**ACTIVITY:** What's needed is an exact copy of all the data below, without pictures.

◇ ◇ ◇ ◇

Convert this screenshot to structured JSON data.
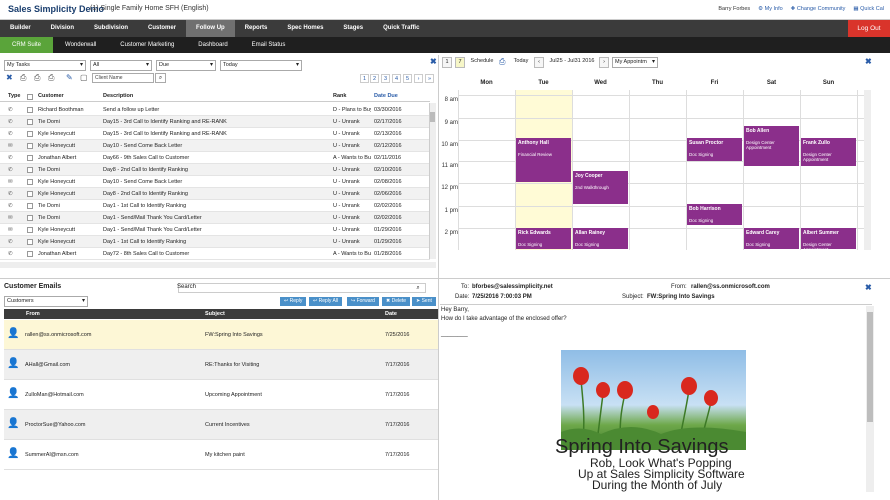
{
  "header": {
    "app_title": "Sales Simplicity Demo",
    "subtitle": "(1) Single Family Home SFH (English)",
    "user": "Barry Forbes",
    "my_info": "My Info",
    "change_community": "Change Community",
    "quick_cal": "Quick Cal"
  },
  "nav": {
    "items": [
      "Builder",
      "Division",
      "Subdivision",
      "Customer",
      "Follow Up",
      "Reports",
      "Spec Homes",
      "Stages",
      "Quick Traffic"
    ],
    "active": "Follow Up",
    "logout": "Log Out"
  },
  "subnav": {
    "items": [
      "CRM Suite",
      "Wonderwall",
      "Customer Marketing",
      "Dashboard",
      "Email Status"
    ],
    "active": "CRM Suite"
  },
  "tasks": {
    "filter_tasks": "My Tasks",
    "filter_all": "All",
    "filter_due": "Due",
    "filter_today": "Today",
    "client_placeholder": "Client Name",
    "pages": [
      "1",
      "2",
      "3",
      "4",
      "5"
    ],
    "columns": [
      "Type",
      "Customer",
      "Description",
      "Rank",
      "Date Due"
    ],
    "rows": [
      {
        "icon": "phone",
        "customer": "Richard Boothman",
        "desc": "Send a follow up Letter",
        "rank": "D - Plans to Buy",
        "date": "03/30/2016"
      },
      {
        "icon": "phone",
        "customer": "Tie Domi",
        "desc": "Day15 - 3rd Call to Identify Ranking and RE-RANK",
        "rank": "U - Unrank",
        "date": "02/17/2016"
      },
      {
        "icon": "phone",
        "customer": "Kyle Honeycutt",
        "desc": "Day15 - 3rd Call to Identify Ranking and RE-RANK",
        "rank": "U - Unrank",
        "date": "02/13/2016"
      },
      {
        "icon": "letter",
        "customer": "Kyle Honeycutt",
        "desc": "Day10 - Send Come Back Letter",
        "rank": "U - Unrank",
        "date": "02/12/2016"
      },
      {
        "icon": "phone",
        "customer": "Jonathan Albert",
        "desc": "Day66 - 9th Sales Call to Customer",
        "rank": "A - Wants to Buy",
        "date": "02/11/2016"
      },
      {
        "icon": "phone",
        "customer": "Tie Domi",
        "desc": "Day8 - 2nd Call to Identify Ranking",
        "rank": "U - Unrank",
        "date": "02/10/2016"
      },
      {
        "icon": "letter",
        "customer": "Kyle Honeycutt",
        "desc": "Day10 - Send Come Back Letter",
        "rank": "U - Unrank",
        "date": "02/08/2016"
      },
      {
        "icon": "phone",
        "customer": "Kyle Honeycutt",
        "desc": "Day8 - 2nd Call to Identify Ranking",
        "rank": "U - Unrank",
        "date": "02/06/2016"
      },
      {
        "icon": "phone",
        "customer": "Tie Domi",
        "desc": "Day1 - 1st Call to Identify Ranking",
        "rank": "U - Unrank",
        "date": "02/02/2016"
      },
      {
        "icon": "letter",
        "customer": "Tie Domi",
        "desc": "Day1 - Send/Mail Thank You Card/Letter",
        "rank": "U - Unrank",
        "date": "02/02/2016"
      },
      {
        "icon": "letter",
        "customer": "Kyle Honeycutt",
        "desc": "Day1 - Send/Mail Thank You Card/Letter",
        "rank": "U - Unrank",
        "date": "01/29/2016"
      },
      {
        "icon": "phone",
        "customer": "Kyle Honeycutt",
        "desc": "Day1 - 1st Call to Identify Ranking",
        "rank": "U - Unrank",
        "date": "01/29/2016"
      },
      {
        "icon": "phone",
        "customer": "Jonathan Albert",
        "desc": "Day72 - 8th Sales Call to Customer",
        "rank": "A - Wants to Buy",
        "date": "01/28/2016"
      }
    ]
  },
  "calendar": {
    "today": "Today",
    "schedule": "Schedule",
    "range": "Jul25 - Jul31 2016",
    "view": "My Appointm",
    "nums": [
      "1",
      "7"
    ],
    "days": [
      "Mon",
      "Tue",
      "Wed",
      "Thu",
      "Fri",
      "Sat",
      "Sun"
    ],
    "hours": [
      "8 am",
      "9 am",
      "10 am",
      "11 am",
      "12 pm",
      "1 pm",
      "2 pm"
    ],
    "events": [
      {
        "title": "Anthony Hall",
        "sub": "Financial Review"
      },
      {
        "title": "Joy Cooper",
        "sub": "2nd Walkthrough"
      },
      {
        "title": "Susan Proctor",
        "sub": "Doc Signing"
      },
      {
        "title": "Bob Allen",
        "sub": "Design Center Appointment"
      },
      {
        "title": "Frank Zullo",
        "sub": "Design Center Appointment"
      },
      {
        "title": "Bob Harrison",
        "sub": "Doc Signing"
      },
      {
        "title": "Rick Edwards",
        "sub": "Doc Signing"
      },
      {
        "title": "Allan Rainey",
        "sub": "Doc Signing"
      },
      {
        "title": "Edward Carey",
        "sub": "Doc Signing"
      },
      {
        "title": "Albert Summer",
        "sub": "Design Center Appointment"
      }
    ]
  },
  "emails": {
    "title": "Customer Emails",
    "search_label": "Search",
    "folder": "Customers",
    "buttons": [
      "Reply",
      "Reply All",
      "Forward",
      "Delete",
      "Sent"
    ],
    "columns": [
      "From",
      "Subject",
      "Date"
    ],
    "rows": [
      {
        "from": "rallen@ss.onmicrosoft.com",
        "subject": "FW:Spring Into Savings",
        "date": "7/25/2016"
      },
      {
        "from": "AHall@Gmail.com",
        "subject": "RE:Thanks for Visiting",
        "date": "7/17/2016"
      },
      {
        "from": "ZulloMan@Hotmail.com",
        "subject": "Upcoming Appointment",
        "date": "7/17/2016"
      },
      {
        "from": "ProctorSue@Yahoo.com",
        "subject": "Current Incentives",
        "date": "7/17/2016"
      },
      {
        "from": "SummerAl@msn.com",
        "subject": "My kitchen paint",
        "date": "7/17/2016"
      }
    ]
  },
  "preview": {
    "to_label": "To:",
    "to": "bforbes@salessimplicity.net",
    "from_label": "From:",
    "from": "rallen@ss.onmicrosoft.com",
    "date_label": "Date:",
    "date": "7/25/2016 7:00:03 PM",
    "subject_label": "Subject:",
    "subject": "FW:Spring Into Savings",
    "greeting": "Hey Barry,",
    "body": "How do I take advantage of the enclosed offer?",
    "divider": "________",
    "headline": "Spring Into Savings",
    "line1": "Rob, Look What's Popping",
    "line2": "Up at Sales Simplicity Software",
    "line3": "During the Month of July"
  }
}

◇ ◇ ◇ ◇

**ANSWER FOR THIS EXERCISE:**
Convert this screenshot to structured JSON data.
{
  "header": {
    "app_title": "Sales Simplicity Demo",
    "subtitle": "(1) Single Family Home SFH (English)",
    "user": "Barry Forbes",
    "my_info": "My Info",
    "change_community": "Change Community",
    "quick_cal": "Quick Cal"
  },
  "nav": {
    "items": [
      "Builder",
      "Division",
      "Subdivision",
      "Customer",
      "Follow Up",
      "Reports",
      "Spec Homes",
      "Stages",
      "Quick Traffic"
    ],
    "active": "Follow Up",
    "logout": "Log Out"
  },
  "subnav": {
    "items": [
      "CRM Suite",
      "Wonderwall",
      "Customer Marketing",
      "Dashboard",
      "Email Status"
    ],
    "active": "CRM Suite"
  },
  "tasks": {
    "filter_tasks": "My Tasks",
    "filter_all": "All",
    "filter_due": "Due",
    "filter_today": "Today",
    "client_placeholder": "Client Name",
    "pages": [
      "1",
      "2",
      "3",
      "4",
      "5"
    ],
    "columns": [
      "Type",
      "Customer",
      "Description",
      "Rank",
      "Date Due"
    ],
    "rows": [
      {
        "icon": "phone",
        "customer": "Richard Boothman",
        "desc": "Send a follow up Letter",
        "rank": "D - Plans to Buy",
        "date": "03/30/2016"
      },
      {
        "icon": "phone",
        "customer": "Tie Domi",
        "desc": "Day15 - 3rd Call to Identify Ranking and RE-RANK",
        "rank": "U - Unrank",
        "date": "02/17/2016"
      },
      {
        "icon": "phone",
        "customer": "Kyle Honeycutt",
        "desc": "Day15 - 3rd Call to Identify Ranking and RE-RANK",
        "rank": "U - Unrank",
        "date": "02/13/2016"
      },
      {
        "icon": "letter",
        "customer": "Kyle Honeycutt",
        "desc": "Day10 - Send Come Back Letter",
        "rank": "U - Unrank",
        "date": "02/12/2016"
      },
      {
        "icon": "phone",
        "customer": "Jonathan Albert",
        "desc": "Day66 - 9th Sales Call to Customer",
        "rank": "A - Wants to Buy",
        "date": "02/11/2016"
      },
      {
        "icon": "phone",
        "customer": "Tie Domi",
        "desc": "Day8 - 2nd Call to Identify Ranking",
        "rank": "U - Unrank",
        "date": "02/10/2016"
      },
      {
        "icon": "letter",
        "customer": "Kyle Honeycutt",
        "desc": "Day10 - Send Come Back Letter",
        "rank": "U - Unrank",
        "date": "02/08/2016"
      },
      {
        "icon": "phone",
        "customer": "Kyle Honeycutt",
        "desc": "Day8 - 2nd Call to Identify Ranking",
        "rank": "U - Unrank",
        "date": "02/06/2016"
      },
      {
        "icon": "phone",
        "customer": "Tie Domi",
        "desc": "Day1 - 1st Call to Identify Ranking",
        "rank": "U - Unrank",
        "date": "02/02/2016"
      },
      {
        "icon": "letter",
        "customer": "Tie Domi",
        "desc": "Day1 - Send/Mail Thank You Card/Letter",
        "rank": "U - Unrank",
        "date": "02/02/2016"
      },
      {
        "icon": "letter",
        "customer": "Kyle Honeycutt",
        "desc": "Day1 - Send/Mail Thank You Card/Letter",
        "rank": "U - Unrank",
        "date": "01/29/2016"
      },
      {
        "icon": "phone",
        "customer": "Kyle Honeycutt",
        "desc": "Day1 - 1st Call to Identify Ranking",
        "rank": "U - Unrank",
        "date": "01/29/2016"
      },
      {
        "icon": "phone",
        "customer": "Jonathan Albert",
        "desc": "Day72 - 8th Sales Call to Customer",
        "rank": "A - Wants to Buy",
        "date": "01/28/2016"
      }
    ]
  },
  "calendar": {
    "today": "Today",
    "schedule": "Schedule",
    "range": "Jul25 - Jul31 2016",
    "view": "My Appointm",
    "nums": [
      "1",
      "7"
    ],
    "days": [
      "Mon",
      "Tue",
      "Wed",
      "Thu",
      "Fri",
      "Sat",
      "Sun"
    ],
    "hours": [
      "8 am",
      "9 am",
      "10 am",
      "11 am",
      "12 pm",
      "1 pm",
      "2 pm"
    ],
    "events": [
      {
        "title": "Anthony Hall",
        "sub": "Financial Review"
      },
      {
        "title": "Joy Cooper",
        "sub": "2nd Walkthrough"
      },
      {
        "title": "Susan Proctor",
        "sub": "Doc Signing"
      },
      {
        "title": "Bob Allen",
        "sub": "Design Center Appointment"
      },
      {
        "title": "Frank Zullo",
        "sub": "Design Center Appointment"
      },
      {
        "title": "Bob Harrison",
        "sub": "Doc Signing"
      },
      {
        "title": "Rick Edwards",
        "sub": "Doc Signing"
      },
      {
        "title": "Allan Rainey",
        "sub": "Doc Signing"
      },
      {
        "title": "Edward Carey",
        "sub": "Doc Signing"
      },
      {
        "title": "Albert Summer",
        "sub": "Design Center Appointment"
      }
    ]
  },
  "emails": {
    "title": "Customer Emails",
    "search_label": "Search",
    "folder": "Customers",
    "buttons": [
      "Reply",
      "Reply All",
      "Forward",
      "Delete",
      "Sent"
    ],
    "columns": [
      "From",
      "Subject",
      "Date"
    ],
    "rows": [
      {
        "from": "rallen@ss.onmicrosoft.com",
        "subject": "FW:Spring Into Savings",
        "date": "7/25/2016"
      },
      {
        "from": "AHall@Gmail.com",
        "subject": "RE:Thanks for Visiting",
        "date": "7/17/2016"
      },
      {
        "from": "ZulloMan@Hotmail.com",
        "subject": "Upcoming Appointment",
        "date": "7/17/2016"
      },
      {
        "from": "ProctorSue@Yahoo.com",
        "subject": "Current Incentives",
        "date": "7/17/2016"
      },
      {
        "from": "SummerAl@msn.com",
        "subject": "My kitchen paint",
        "date": "7/17/2016"
      }
    ]
  },
  "preview": {
    "to_label": "To:",
    "to": "bforbes@salessimplicity.net",
    "from_label": "From:",
    "from": "rallen@ss.onmicrosoft.com",
    "date_label": "Date:",
    "date": "7/25/2016 7:00:03 PM",
    "subject_label": "Subject:",
    "subject": "FW:Spring Into Savings",
    "greeting": "Hey Barry,",
    "body": "How do I take advantage of the enclosed offer?",
    "divider": "________",
    "headline": "Spring Into Savings",
    "line1": "Rob, Look What's Popping",
    "line2": "Up at Sales Simplicity Software",
    "line3": "During the Month of July"
  }
}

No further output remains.